  59. ^ "Leadership and nationalism: assessing Shinzo Abe", Asian Nationalisms Reconsidered, Routledge, pp. 99–107, 22 December 2015, doi:10.4324/9781315739601-16, ISBN 978-1-315-73960-1, retrieved 9 December 2022
  60. ^ Ryu, Yongwook (18 April 2018). "To revise or not to revise: the 'peace constitution', pro-revision movement, and Japan's national identity". The Pacific Review. 31 (5): 655–672. doi:10.1080/09512748.2017.1408673. ISSN 0951-2748. S2CID 158061505.
  61. ^ Debs, Alexandre; Monteiro, Nuno P. (2 January 2018). "Cascading Chaos in Nuclear Northeast Asia". The Washington Quarterly. 41 (1): 97–113. doi:10.1080/0163660x.2018.1445902. ISSN 0163-660X. S2CID 158864458.
  62. ^ Debs, Alexandre; Monteiro, Nuno P. (2 January 2018). "Cascading Chaos in Nuclear Northeast Asia". The Washington Quarterly. 41 (1): 97–113. doi:10.1080/0163660x.2018.1445902. ISSN 0163-660X. S2CID 158864458.
  63. ^ Terry, Sue Mi (12 May 2022). "North Korea's Nuclear Family". ISSN 0015-7120. Retrieved 9 December 2022.
  64. ^ Kelly, Robert E. "The U.S. Should Get Out of the Way in East Asia's Nuclear Debates". Foreign Policy. Retrieved 9 December 2022.
  65. ^ Kelly, Robert E. "The U.S. Should Get Out of the Way in East Asia's Nuclear Debates". Foreign Policy. Retrieved 9 December 2022.
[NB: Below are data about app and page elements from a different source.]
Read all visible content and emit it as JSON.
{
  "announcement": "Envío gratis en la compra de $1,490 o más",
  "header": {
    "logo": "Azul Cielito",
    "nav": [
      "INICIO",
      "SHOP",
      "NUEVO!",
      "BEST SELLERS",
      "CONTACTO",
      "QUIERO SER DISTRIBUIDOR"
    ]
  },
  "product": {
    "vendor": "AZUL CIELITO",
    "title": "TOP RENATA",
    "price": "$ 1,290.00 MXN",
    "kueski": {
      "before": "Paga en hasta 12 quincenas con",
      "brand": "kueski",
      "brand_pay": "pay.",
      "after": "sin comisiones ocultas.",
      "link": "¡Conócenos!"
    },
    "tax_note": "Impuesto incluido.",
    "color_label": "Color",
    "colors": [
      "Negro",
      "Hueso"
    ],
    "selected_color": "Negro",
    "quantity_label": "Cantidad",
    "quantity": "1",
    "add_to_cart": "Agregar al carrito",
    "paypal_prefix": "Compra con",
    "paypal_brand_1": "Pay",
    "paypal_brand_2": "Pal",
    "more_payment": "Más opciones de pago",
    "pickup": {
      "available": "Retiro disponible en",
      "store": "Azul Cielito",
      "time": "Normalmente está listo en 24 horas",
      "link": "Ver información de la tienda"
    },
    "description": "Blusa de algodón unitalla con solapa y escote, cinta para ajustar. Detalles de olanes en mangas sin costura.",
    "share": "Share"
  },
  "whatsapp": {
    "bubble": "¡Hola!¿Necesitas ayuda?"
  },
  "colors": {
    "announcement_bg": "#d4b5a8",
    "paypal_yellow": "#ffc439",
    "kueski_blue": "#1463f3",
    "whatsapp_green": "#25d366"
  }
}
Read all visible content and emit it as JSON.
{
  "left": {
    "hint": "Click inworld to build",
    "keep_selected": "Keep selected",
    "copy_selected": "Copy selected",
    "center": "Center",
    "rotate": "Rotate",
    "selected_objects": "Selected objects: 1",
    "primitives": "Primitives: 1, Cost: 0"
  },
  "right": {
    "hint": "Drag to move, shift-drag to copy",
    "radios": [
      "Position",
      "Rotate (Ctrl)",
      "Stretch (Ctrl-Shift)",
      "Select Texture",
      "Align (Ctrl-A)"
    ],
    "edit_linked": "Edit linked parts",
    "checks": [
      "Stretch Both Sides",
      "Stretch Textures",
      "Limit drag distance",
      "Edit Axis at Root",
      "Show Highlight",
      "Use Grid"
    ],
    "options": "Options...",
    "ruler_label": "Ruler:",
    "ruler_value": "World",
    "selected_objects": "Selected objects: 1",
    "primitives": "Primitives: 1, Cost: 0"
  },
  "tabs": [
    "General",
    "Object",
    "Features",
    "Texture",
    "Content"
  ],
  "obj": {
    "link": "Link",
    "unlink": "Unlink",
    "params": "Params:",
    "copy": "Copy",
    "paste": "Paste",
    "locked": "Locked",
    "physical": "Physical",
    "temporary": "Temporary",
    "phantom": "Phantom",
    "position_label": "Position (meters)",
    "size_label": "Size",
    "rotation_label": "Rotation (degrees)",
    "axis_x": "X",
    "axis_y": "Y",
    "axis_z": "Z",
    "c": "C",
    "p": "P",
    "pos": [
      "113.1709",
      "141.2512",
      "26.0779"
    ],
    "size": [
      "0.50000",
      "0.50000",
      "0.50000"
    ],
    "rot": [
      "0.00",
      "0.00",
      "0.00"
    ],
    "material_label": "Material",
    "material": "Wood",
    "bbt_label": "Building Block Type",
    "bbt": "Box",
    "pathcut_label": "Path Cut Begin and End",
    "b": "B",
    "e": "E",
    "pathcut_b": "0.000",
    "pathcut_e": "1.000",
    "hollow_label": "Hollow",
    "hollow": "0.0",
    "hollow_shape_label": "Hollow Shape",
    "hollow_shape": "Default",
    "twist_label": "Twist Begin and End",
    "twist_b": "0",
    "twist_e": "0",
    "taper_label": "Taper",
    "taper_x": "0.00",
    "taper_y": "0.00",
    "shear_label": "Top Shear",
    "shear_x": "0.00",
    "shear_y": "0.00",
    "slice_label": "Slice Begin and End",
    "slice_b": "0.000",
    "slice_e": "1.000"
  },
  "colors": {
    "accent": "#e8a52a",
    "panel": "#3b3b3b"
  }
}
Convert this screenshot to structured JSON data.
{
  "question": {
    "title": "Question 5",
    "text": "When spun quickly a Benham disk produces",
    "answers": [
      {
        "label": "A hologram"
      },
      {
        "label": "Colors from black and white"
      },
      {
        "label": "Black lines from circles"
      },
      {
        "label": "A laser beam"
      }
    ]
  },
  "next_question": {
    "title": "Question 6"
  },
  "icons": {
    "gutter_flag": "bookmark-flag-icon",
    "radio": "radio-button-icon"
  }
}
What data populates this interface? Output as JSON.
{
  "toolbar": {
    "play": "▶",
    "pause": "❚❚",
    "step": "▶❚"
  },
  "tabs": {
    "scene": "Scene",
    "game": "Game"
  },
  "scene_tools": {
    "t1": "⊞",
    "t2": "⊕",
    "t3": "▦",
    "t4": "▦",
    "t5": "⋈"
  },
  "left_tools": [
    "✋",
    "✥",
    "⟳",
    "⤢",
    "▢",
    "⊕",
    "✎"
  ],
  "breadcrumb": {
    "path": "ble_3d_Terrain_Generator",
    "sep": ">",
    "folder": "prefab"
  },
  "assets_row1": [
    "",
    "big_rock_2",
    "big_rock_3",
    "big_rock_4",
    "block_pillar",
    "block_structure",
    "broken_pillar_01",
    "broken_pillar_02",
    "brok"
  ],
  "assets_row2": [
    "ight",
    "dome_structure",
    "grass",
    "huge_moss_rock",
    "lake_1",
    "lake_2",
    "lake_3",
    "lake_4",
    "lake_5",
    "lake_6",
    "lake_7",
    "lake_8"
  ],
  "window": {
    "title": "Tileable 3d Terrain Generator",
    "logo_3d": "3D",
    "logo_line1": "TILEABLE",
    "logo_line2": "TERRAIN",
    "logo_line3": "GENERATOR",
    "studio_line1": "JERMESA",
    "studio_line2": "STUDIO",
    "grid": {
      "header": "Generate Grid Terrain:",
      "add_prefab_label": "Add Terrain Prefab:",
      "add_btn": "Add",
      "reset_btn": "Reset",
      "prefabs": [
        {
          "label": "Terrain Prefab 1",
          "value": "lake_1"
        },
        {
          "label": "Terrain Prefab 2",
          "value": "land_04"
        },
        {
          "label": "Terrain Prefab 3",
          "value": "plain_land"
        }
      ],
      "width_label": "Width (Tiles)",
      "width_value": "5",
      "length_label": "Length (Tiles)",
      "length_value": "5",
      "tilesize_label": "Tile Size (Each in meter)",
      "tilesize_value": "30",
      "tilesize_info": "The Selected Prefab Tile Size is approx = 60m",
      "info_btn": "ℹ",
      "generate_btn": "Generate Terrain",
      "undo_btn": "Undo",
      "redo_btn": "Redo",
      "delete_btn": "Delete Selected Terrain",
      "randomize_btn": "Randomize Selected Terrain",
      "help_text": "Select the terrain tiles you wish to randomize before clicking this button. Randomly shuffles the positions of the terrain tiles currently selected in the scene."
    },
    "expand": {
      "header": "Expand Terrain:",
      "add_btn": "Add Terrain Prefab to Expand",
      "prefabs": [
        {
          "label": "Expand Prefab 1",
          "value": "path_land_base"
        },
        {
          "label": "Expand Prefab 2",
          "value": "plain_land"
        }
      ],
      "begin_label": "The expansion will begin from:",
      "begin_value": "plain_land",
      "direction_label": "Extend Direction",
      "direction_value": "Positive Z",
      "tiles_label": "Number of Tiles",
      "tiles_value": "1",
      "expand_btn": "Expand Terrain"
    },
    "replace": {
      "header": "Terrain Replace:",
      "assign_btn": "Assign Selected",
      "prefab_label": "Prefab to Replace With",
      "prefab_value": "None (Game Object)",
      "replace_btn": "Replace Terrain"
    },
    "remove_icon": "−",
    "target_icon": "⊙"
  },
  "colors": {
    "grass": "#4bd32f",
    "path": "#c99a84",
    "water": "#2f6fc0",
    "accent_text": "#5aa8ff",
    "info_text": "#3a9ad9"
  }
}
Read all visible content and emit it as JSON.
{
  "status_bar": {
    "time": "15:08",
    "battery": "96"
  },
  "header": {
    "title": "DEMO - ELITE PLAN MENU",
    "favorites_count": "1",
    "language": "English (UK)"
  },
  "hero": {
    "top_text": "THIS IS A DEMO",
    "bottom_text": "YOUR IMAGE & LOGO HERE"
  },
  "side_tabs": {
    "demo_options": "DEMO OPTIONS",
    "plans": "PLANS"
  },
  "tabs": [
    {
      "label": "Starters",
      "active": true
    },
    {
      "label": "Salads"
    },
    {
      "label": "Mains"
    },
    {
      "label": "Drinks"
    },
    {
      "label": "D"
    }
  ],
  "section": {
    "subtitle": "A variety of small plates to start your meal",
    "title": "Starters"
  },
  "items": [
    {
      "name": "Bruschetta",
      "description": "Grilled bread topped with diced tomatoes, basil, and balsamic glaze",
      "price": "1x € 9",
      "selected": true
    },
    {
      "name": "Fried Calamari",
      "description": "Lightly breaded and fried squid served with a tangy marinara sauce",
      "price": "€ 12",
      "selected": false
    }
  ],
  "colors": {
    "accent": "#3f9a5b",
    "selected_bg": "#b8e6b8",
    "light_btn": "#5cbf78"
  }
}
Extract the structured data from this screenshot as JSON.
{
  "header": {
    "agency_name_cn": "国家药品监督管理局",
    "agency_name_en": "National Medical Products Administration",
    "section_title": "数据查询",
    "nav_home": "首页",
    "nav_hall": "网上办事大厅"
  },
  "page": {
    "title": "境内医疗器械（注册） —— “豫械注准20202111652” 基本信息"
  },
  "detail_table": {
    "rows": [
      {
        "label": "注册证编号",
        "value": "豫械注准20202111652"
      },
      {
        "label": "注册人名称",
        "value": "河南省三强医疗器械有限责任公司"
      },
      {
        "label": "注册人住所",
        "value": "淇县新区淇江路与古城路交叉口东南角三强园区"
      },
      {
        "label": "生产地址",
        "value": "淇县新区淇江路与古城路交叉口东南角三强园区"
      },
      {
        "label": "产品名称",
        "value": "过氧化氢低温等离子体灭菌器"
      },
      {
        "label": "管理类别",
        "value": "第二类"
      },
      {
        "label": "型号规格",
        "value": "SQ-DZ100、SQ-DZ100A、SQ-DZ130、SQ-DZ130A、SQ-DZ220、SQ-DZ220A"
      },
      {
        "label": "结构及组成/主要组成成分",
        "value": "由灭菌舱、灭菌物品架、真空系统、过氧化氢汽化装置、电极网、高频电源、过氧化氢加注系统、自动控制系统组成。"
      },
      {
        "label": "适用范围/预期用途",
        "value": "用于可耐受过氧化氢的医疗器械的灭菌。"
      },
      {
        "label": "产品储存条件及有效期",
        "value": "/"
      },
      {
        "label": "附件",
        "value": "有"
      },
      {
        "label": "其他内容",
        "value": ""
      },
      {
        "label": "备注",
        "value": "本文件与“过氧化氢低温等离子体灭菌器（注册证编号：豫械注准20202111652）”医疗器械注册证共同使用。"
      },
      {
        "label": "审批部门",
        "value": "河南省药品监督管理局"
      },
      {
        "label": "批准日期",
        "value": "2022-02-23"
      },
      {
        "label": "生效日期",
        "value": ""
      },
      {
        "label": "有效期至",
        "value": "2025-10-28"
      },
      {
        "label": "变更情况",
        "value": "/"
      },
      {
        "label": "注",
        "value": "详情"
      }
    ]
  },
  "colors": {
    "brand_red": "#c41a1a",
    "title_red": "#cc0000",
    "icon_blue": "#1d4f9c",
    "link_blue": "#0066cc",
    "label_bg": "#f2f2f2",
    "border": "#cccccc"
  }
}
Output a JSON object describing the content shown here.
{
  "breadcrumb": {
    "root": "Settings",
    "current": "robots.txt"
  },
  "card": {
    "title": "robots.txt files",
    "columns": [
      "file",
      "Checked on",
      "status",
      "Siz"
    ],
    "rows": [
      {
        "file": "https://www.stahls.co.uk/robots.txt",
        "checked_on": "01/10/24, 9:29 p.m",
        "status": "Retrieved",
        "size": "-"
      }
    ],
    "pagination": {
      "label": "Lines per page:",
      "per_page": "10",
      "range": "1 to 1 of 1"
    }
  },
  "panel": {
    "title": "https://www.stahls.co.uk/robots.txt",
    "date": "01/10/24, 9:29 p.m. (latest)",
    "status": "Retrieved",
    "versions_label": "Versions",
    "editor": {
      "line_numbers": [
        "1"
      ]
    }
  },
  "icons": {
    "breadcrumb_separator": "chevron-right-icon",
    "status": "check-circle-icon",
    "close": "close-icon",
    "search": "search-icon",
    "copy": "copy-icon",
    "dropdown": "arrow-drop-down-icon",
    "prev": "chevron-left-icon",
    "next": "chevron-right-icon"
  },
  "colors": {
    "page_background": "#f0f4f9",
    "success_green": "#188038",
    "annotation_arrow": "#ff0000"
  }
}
Further reading[edit]

  • Grunden, Walter E. (2005). Secret Weapons & World War II: Japan in the Shadow of Big Science. Lawrence: University Press of Kansas.
  • Hoey, Fintan (2021). "The 'Conceit of Controllability': Nuclear Diplomacy, Japan's Plutonium Reprocessing Ambitions and US Proliferation Fears, 1974–1978". History and Technology. 37 (1): 44–66. doi:10.1080/07341512.2021.1882126. S2CID 234814470.
  • Ito, Kenji (2021). "Three tons of uranium from the International Atomic Energy Agency: diplomacy over nuclear fuel for the Japan Research Reactor-3 at the Board of Governors' meetings, 1958–1959". History and Technology. 37 (1): 67–89. doi:10.1080/07341512.2021.1897963. S2CID 235598893.
  • Rhodes, Richard (1986). The Making of the Atomic Bomb. New York: Simon and Schuster.

External links[edit]